#### [THE TASK]
If a line in the entries below includes "title", show that line.

#### [PROVIDED DATA]
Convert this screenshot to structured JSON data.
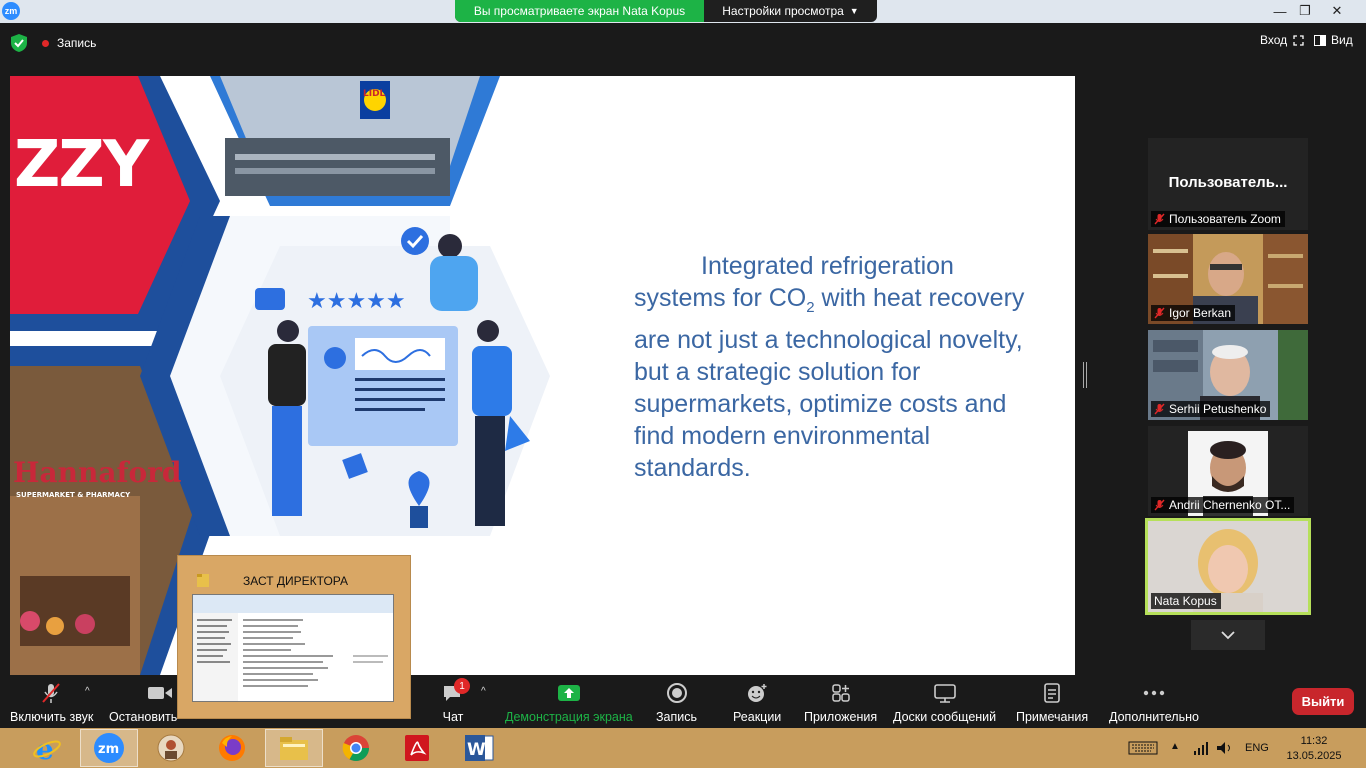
{
  "app": {
    "logo_text": "zm"
  },
  "share_banner": {
    "viewing": "Вы просматриваете экран Nata Kopus",
    "settings": "Настройки просмотра"
  },
  "header": {
    "record": "Запись",
    "enter": "Вход",
    "view": "Вид"
  },
  "slide": {
    "text_before": "Integrated refrigeration systems for CO",
    "text_sub": "2",
    "text_after": " with heat recovery are not just a technological novelty, but a strategic solution for supermarkets, optimize costs and find modern environmental standards.",
    "logo_text": "ZZY",
    "store_sign": "Hannaford",
    "store_sign_sub": "SUPERMARKET & PHARMACY",
    "lidl_text": "LIDL"
  },
  "mini_window": {
    "title": "ЗАСТ ДИРЕКТОРА"
  },
  "participants": [
    {
      "name": "Пользователь Zoom",
      "header": "Пользователь...",
      "muted": true,
      "video": false
    },
    {
      "name": "Igor Berkan",
      "muted": true,
      "video": true
    },
    {
      "name": "Serhii Petushenko",
      "muted": true,
      "video": true
    },
    {
      "name": "Andrii Chernenko OT...",
      "muted": true,
      "video": true
    },
    {
      "name": "Nata Kopus",
      "muted": false,
      "video": true,
      "active_speaker": true
    }
  ],
  "toolbar": {
    "unmute": "Включить звук",
    "stop_video": "Остановить",
    "chat": "Чат",
    "chat_badge": "1",
    "share": "Демонстрация экрана",
    "record": "Запись",
    "reactions": "Реакции",
    "apps": "Приложения",
    "whiteboards": "Доски сообщений",
    "notes": "Примечания",
    "more": "Дополнительно",
    "leave": "Выйти"
  },
  "taskbar": {
    "apps": [
      "internet-explorer-icon",
      "zoom-icon",
      "user-folder-icon",
      "firefox-icon",
      "file-explorer-icon",
      "chrome-icon",
      "acrobat-icon",
      "word-icon"
    ],
    "lang": "ENG",
    "time": "11:32",
    "date": "13.05.2025"
  },
  "colors": {
    "share_green": "#1db346",
    "leave_red": "#c8262c",
    "slide_text": "#3b67a3",
    "taskbar": "#c89d5d",
    "active_speaker": "#b6e05a"
  }
}
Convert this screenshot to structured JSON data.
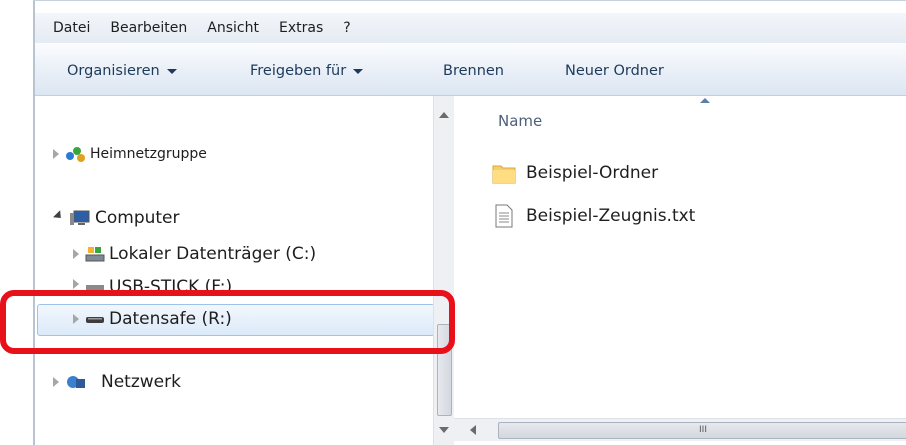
{
  "menu": {
    "items": [
      "Datei",
      "Bearbeiten",
      "Ansicht",
      "Extras",
      "?"
    ]
  },
  "toolbar": {
    "organize": "Organisieren",
    "share": "Freigeben für",
    "burn": "Brennen",
    "new_folder": "Neuer Ordner"
  },
  "nav": {
    "homegroup": "Heimnetzgruppe",
    "computer": "Computer",
    "local_disk": "Lokaler Datenträger (C:)",
    "usb": "USB-STICK (F:)",
    "datasafe": "Datensafe (R:)",
    "network": "Netzwerk"
  },
  "content": {
    "column_name": "Name",
    "files": [
      {
        "name": "Beispiel-Ordner",
        "icon": "folder-icon"
      },
      {
        "name": "Beispiel-Zeugnis.txt",
        "icon": "text-file-icon"
      }
    ]
  },
  "scrollbar": {
    "grip": "III"
  },
  "colors": {
    "highlight": "#e8111a",
    "selection": "#dceaf9",
    "toolbar_text": "#1d3a5c"
  }
}
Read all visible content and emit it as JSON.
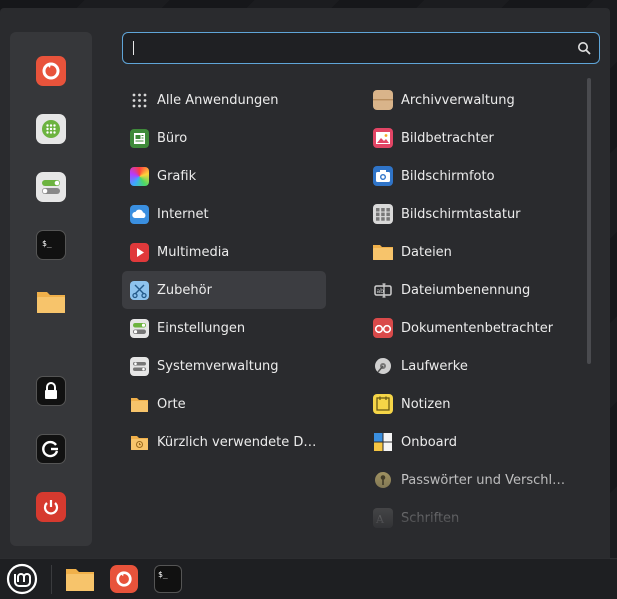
{
  "search": {
    "placeholder": "",
    "value": ""
  },
  "favorites": [
    {
      "name": "firefox"
    },
    {
      "name": "software-manager"
    },
    {
      "name": "system-settings"
    },
    {
      "name": "terminal"
    },
    {
      "name": "files"
    },
    {
      "name": "lock-screen"
    },
    {
      "name": "logout"
    },
    {
      "name": "shutdown"
    }
  ],
  "categories": [
    {
      "label": "Alle Anwendungen",
      "icon": "grid-icon"
    },
    {
      "label": "Büro",
      "icon": "office-icon"
    },
    {
      "label": "Grafik",
      "icon": "graphics-icon"
    },
    {
      "label": "Internet",
      "icon": "cloud-icon"
    },
    {
      "label": "Multimedia",
      "icon": "play-icon"
    },
    {
      "label": "Zubehör",
      "icon": "scissors-icon",
      "active": true
    },
    {
      "label": "Einstellungen",
      "icon": "toggles-icon"
    },
    {
      "label": "Systemverwaltung",
      "icon": "system-icon"
    },
    {
      "label": "Orte",
      "icon": "folder-icon"
    },
    {
      "label": "Kürzlich verwendete Dateien",
      "icon": "recent-folder-icon"
    }
  ],
  "apps": [
    {
      "label": "Archivverwaltung",
      "icon": "archive-icon"
    },
    {
      "label": "Bildbetrachter",
      "icon": "image-viewer-icon"
    },
    {
      "label": "Bildschirmfoto",
      "icon": "camera-icon"
    },
    {
      "label": "Bildschirmtastatur",
      "icon": "keyboard-icon"
    },
    {
      "label": "Dateien",
      "icon": "folder-icon"
    },
    {
      "label": "Dateiumbenennung",
      "icon": "rename-icon"
    },
    {
      "label": "Dokumentenbetrachter",
      "icon": "glasses-icon"
    },
    {
      "label": "Laufwerke",
      "icon": "disk-icon"
    },
    {
      "label": "Notizen",
      "icon": "note-icon"
    },
    {
      "label": "Onboard",
      "icon": "onboard-icon"
    },
    {
      "label": "Passwörter und Verschlüsselung",
      "icon": "key-icon"
    },
    {
      "label": "Schriften",
      "icon": "fonts-icon"
    }
  ],
  "taskbar": [
    {
      "name": "mint-menu"
    },
    {
      "name": "files"
    },
    {
      "name": "firefox"
    },
    {
      "name": "terminal"
    }
  ],
  "colors": {
    "accent": "#5fa5d8",
    "panel": "#2a2b2e",
    "favbar": "#36373a",
    "active_row": "#3c3d41"
  }
}
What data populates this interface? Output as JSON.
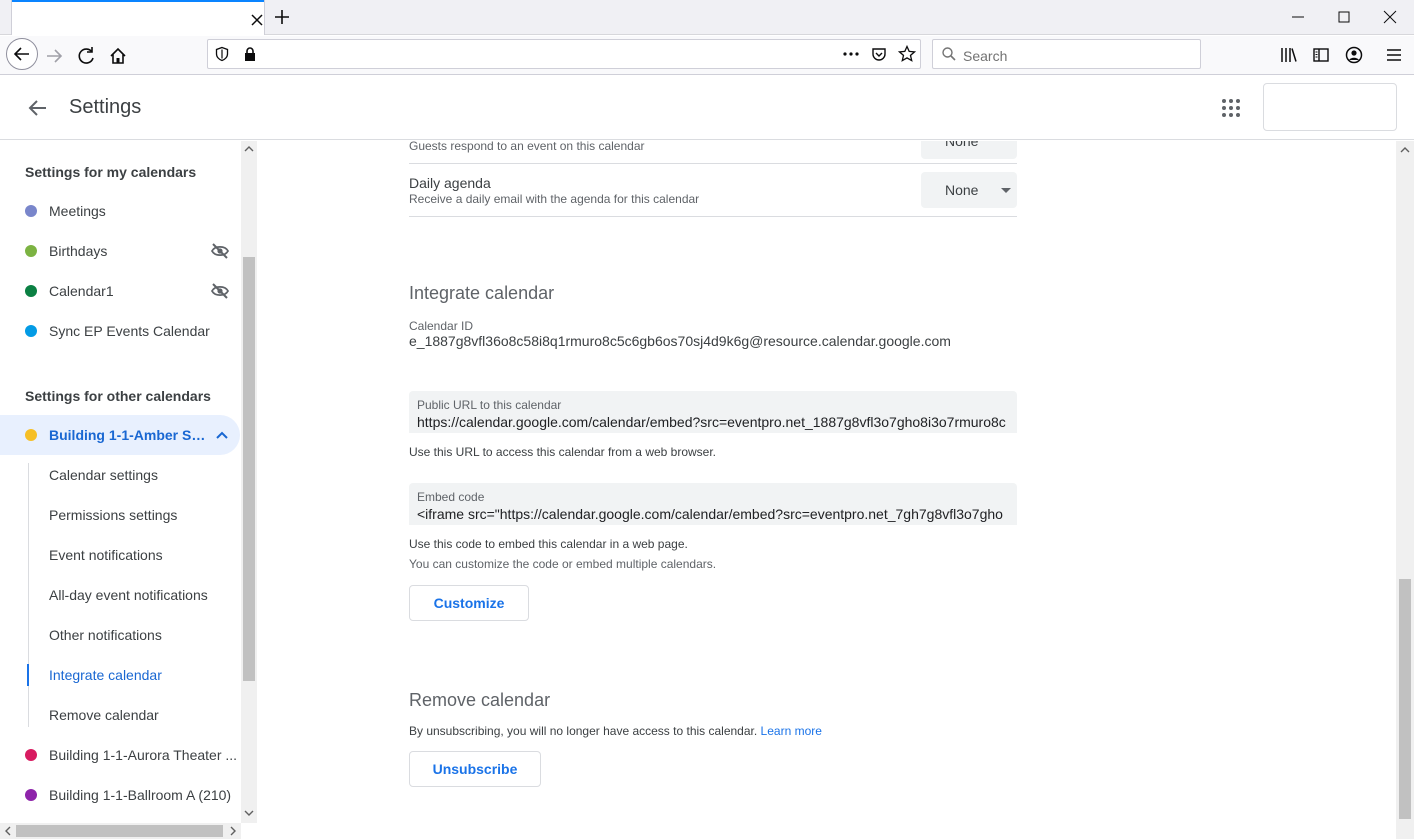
{
  "browser": {
    "search_placeholder": "Search"
  },
  "header": {
    "title": "Settings"
  },
  "sidebar": {
    "my_calendars_heading": "Settings for my calendars",
    "my_calendars": [
      {
        "label": "Meetings",
        "color": "#7986cb",
        "hidden": false
      },
      {
        "label": "Birthdays",
        "color": "#7cb342",
        "hidden": true
      },
      {
        "label": "Calendar1",
        "color": "#0b8043",
        "hidden": true
      },
      {
        "label": "Sync EP Events Calendar",
        "color": "#039be5",
        "hidden": false
      }
    ],
    "other_calendars_heading": "Settings for other calendars",
    "active_calendar": {
      "label": "Building 1-1-Amber Sa...",
      "color": "#f6bf26"
    },
    "sub_items": [
      "Calendar settings",
      "Permissions settings",
      "Event notifications",
      "All-day event notifications",
      "Other notifications",
      "Integrate calendar",
      "Remove calendar"
    ],
    "active_sub_item": "Integrate calendar",
    "other_calendars": [
      {
        "label": "Building 1-1-Aurora Theater ...",
        "color": "#d81b60"
      },
      {
        "label": "Building 1-1-Ballroom A (210)",
        "color": "#8e24aa"
      }
    ]
  },
  "main": {
    "guest_response": {
      "sub": "Guests respond to an event on this calendar",
      "value": "None"
    },
    "daily_agenda": {
      "title": "Daily agenda",
      "sub": "Receive a daily email with the agenda for this calendar",
      "value": "None"
    },
    "integrate": {
      "title": "Integrate calendar",
      "calendar_id_label": "Calendar ID",
      "calendar_id": "e_1887g8vfl36o8c58i8q1rmuro8c5c6gb6os70sj4d9k6g@resource.calendar.google.com",
      "public_url_label": "Public URL to this calendar",
      "public_url": "https://calendar.google.com/calendar/embed?src=eventpro.net_1887g8vfl3o7gho8i3o7rmuro8c",
      "public_url_help": "Use this URL to access this calendar from a web browser.",
      "embed_label": "Embed code",
      "embed_code": "<iframe src=\"https://calendar.google.com/calendar/embed?src=eventpro.net_7gh7g8vfl3o7gho",
      "embed_help": "Use this code to embed this calendar in a web page.",
      "embed_help2": "You can customize the code or embed multiple calendars.",
      "customize_label": "Customize"
    },
    "remove": {
      "title": "Remove calendar",
      "text": "By unsubscribing, you will no longer have access to this calendar.",
      "learn_more": "Learn more",
      "unsubscribe_label": "Unsubscribe"
    }
  }
}
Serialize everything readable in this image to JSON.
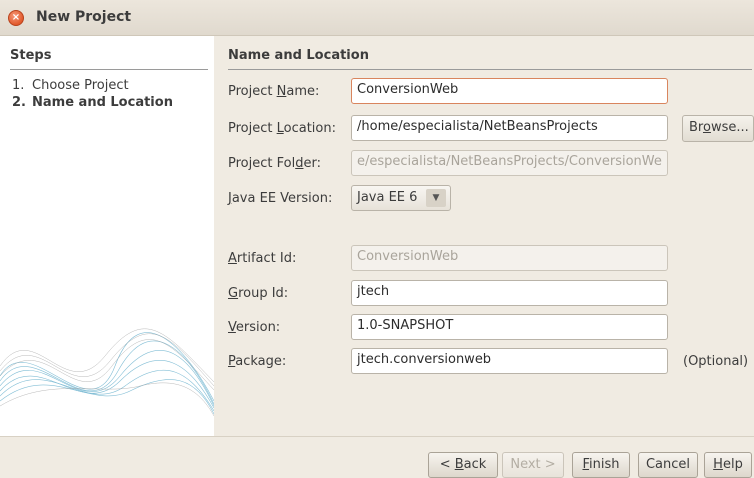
{
  "window": {
    "title": "New Project",
    "close_glyph": "×"
  },
  "steps": {
    "title": "Steps",
    "items": [
      {
        "num": "1.",
        "label": "Choose Project"
      },
      {
        "num": "2.",
        "label": "Name and Location"
      }
    ]
  },
  "panel": {
    "title": "Name and Location",
    "project_name": {
      "label_pre": "Project ",
      "label_mn": "N",
      "label_post": "ame:",
      "value": "ConversionWeb"
    },
    "project_location": {
      "label_pre": "Project ",
      "label_mn": "L",
      "label_post": "ocation:",
      "value": "/home/especialista/NetBeansProjects"
    },
    "browse": {
      "pre": "Br",
      "mn": "o",
      "post": "wse..."
    },
    "project_folder": {
      "label_pre": "Project Fol",
      "label_mn": "d",
      "label_post": "er:",
      "value": "e/especialista/NetBeansProjects/ConversionWe"
    },
    "javaee": {
      "label_pre": "",
      "label_mn": "J",
      "label_post": "ava EE Version:",
      "value": "Java EE 6",
      "arrow": "▼"
    },
    "artifact": {
      "label_pre": "",
      "label_mn": "A",
      "label_post": "rtifact Id:",
      "value": "ConversionWeb"
    },
    "group": {
      "label_pre": "",
      "label_mn": "G",
      "label_post": "roup Id:",
      "value": "jtech"
    },
    "version": {
      "label_pre": "",
      "label_mn": "V",
      "label_post": "ersion:",
      "value": "1.0-SNAPSHOT"
    },
    "package": {
      "label_pre": "",
      "label_mn": "P",
      "label_post": "ackage:",
      "value": "jtech.conversionweb"
    },
    "optional": "(Optional)"
  },
  "buttons": {
    "back": {
      "pre": "< ",
      "mn": "B",
      "post": "ack"
    },
    "next": "Next >",
    "finish": {
      "pre": "",
      "mn": "F",
      "post": "inish"
    },
    "cancel": "Cancel",
    "help": {
      "pre": "",
      "mn": "H",
      "post": "elp"
    }
  }
}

#### [ANSWER FOR THE TASK]
    "title": "ЗАСТ ДИРЕКТОРА"
    "title": "Settings"
      "title": "Daily agenda",
      "title": "Integrate calendar",
      "title": "Remove calendar",
    "title": "New Project",
    "title": "Steps",
    "title": "Name and Location",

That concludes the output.